There have been rare cases of riders being sacked, as happened with Romano Fenati last Saturday, let go by the Sky VR46 team, but among these the most surprising were undoubtedly the cases of Anthony Gobert and Loris Capirossi.
GOSHOW AND 'MARIAGIOVANNA' - The former competed in 9 Grand Prix in 197 riding the Suzuki RGV 500 of factory team Lucky Strike Suzuki, before being disqualified for doping, and sacked following a test carried out by the Japanese manufacturer itself, which had already accused Gobert of not giving it his all during races... Gobert was a quick rider, but was also out of control.
CAPIREX AND APRILIA IN COURT - The Capirex case was very different. At the end of 1998, Aprilia broke its contract with Capirossi for the following year, after his crash with team-mate Tetsuya Harada saw him accused of unsporting behaviour.
The Italian manufacturer was then summoned to court and Loris was declared innocent. Aprilia was thus forced to compensate the rider in order to put an end to the controversy.
THE KOCINSKI ERA - The album of (bad) memories also features the John Kocinski case. The talented but quick-tempered Californian rider, hired by Suzuki in 1993 to race in 250, was unhappy with his bike's performance at the end of the Dutch Grand Prix at Assen, and so stopped at the side of the track, revving his engine until it broke.

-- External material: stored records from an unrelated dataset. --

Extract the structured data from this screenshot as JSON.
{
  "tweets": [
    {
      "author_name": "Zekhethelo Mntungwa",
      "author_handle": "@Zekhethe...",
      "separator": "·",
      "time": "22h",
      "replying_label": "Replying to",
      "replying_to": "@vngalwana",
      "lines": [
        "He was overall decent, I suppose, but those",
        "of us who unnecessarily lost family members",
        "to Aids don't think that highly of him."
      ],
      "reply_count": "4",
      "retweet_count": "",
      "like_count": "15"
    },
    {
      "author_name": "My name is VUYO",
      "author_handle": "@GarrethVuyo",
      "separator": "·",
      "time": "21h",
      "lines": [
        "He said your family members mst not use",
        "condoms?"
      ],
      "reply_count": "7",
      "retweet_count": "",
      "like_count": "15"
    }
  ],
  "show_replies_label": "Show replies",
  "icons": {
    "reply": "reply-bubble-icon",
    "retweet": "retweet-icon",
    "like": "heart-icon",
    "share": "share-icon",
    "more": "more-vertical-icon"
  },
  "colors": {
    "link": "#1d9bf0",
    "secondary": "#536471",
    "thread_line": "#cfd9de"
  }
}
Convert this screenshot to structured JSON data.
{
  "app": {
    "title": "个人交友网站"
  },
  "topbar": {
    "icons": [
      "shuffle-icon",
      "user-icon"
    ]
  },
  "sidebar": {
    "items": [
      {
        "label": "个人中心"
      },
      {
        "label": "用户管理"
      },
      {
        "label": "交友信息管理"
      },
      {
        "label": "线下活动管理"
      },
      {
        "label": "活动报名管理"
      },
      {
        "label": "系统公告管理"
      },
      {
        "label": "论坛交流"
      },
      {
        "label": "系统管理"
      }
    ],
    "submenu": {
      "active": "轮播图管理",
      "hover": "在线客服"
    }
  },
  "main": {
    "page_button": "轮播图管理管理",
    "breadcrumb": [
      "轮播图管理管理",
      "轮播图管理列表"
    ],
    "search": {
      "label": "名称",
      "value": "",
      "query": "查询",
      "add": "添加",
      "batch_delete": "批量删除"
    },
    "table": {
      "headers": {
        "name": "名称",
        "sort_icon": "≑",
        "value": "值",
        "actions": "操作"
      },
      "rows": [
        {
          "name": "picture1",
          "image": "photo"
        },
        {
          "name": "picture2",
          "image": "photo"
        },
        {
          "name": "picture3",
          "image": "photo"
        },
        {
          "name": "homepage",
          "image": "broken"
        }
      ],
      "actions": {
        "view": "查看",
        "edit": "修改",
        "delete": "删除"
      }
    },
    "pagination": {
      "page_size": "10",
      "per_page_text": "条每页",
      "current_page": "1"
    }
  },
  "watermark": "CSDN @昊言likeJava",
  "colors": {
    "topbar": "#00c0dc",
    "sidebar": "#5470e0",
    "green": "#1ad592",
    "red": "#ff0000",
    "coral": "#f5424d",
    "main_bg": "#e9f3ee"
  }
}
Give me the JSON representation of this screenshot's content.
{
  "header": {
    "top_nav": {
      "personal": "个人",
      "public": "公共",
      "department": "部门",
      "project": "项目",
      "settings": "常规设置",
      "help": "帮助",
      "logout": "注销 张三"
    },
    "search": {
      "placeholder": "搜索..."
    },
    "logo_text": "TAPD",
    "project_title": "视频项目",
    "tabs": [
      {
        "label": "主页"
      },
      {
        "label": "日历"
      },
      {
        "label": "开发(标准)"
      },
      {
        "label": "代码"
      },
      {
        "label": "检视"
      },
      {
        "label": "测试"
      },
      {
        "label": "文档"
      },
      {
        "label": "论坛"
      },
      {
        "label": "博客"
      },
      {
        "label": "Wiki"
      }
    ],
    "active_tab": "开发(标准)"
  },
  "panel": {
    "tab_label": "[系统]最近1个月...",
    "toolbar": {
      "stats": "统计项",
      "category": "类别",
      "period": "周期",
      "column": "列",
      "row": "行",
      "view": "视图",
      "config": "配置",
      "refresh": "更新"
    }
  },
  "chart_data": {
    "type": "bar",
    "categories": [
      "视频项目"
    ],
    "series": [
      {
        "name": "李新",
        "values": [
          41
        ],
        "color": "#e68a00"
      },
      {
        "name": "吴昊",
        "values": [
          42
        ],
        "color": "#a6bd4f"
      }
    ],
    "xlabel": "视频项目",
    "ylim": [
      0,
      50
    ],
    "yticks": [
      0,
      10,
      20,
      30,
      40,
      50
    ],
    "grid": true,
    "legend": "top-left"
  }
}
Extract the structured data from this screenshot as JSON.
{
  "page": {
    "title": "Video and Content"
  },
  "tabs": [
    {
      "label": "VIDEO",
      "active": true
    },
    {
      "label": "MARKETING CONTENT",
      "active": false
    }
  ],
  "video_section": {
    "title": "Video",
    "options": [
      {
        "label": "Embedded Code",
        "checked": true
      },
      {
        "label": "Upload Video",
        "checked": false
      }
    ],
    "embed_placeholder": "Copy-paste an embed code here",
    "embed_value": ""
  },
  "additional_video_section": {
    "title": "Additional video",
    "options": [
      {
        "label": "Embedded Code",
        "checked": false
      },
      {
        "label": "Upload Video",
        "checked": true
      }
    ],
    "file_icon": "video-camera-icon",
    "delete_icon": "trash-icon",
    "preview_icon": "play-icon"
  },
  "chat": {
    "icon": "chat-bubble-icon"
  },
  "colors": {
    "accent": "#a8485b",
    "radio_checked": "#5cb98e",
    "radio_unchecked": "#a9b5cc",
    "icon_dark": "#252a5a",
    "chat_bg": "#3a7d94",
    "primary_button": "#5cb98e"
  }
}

The result? Immediate dismissal.
However none of these cases, expect perhaps that of Capirossi, gained much media attention. In contrast, in F.1, the sacking of Alan Prost from Ferrari dominated the front pages of sports publications.
PROST AND THE 'TRUCK' - Controversy broke out in late 1991 during the Japanese Grand Prix, at the end of which Prost criticised his single-seater's lack of performance, calling it a 'truck'. His choice words resulted in his immediate dismissal from Ferrari, with Gianni Morbidelli replacing him in the final Grand Prix of the season in Australia.
Two years later, in 1993, it was Michael Andretti who would lose his place in McLaren to Mika Hakkinen.
THE MYSTERY OF ARNOUX - The highest category of car racing, perhaps because it is a lot more professional (so they say…) than motorcycling, is a real minefield when it comes to gossip about contract terminations. Certain cases are still shrouded in mystery today.
In 1985 for example, the relationship between René Arnoux and Ferrari came to an end after just one Grand Prix, one that he finished in 4th place!
And what about dear departed Andrea De Cesaris?
REQUEST FOR DAMAGES - Made famous after a spectacular crash at the Austrian GP in 1985, Andrea caused Ligier to lose its patience and was sacked immediately after the race, accused of having damaged an excessive number of chassis. De Cesaris actually left after the following GP, in Holland, and it is said that a sum was subtracted from his wages in order to cover the team's damages...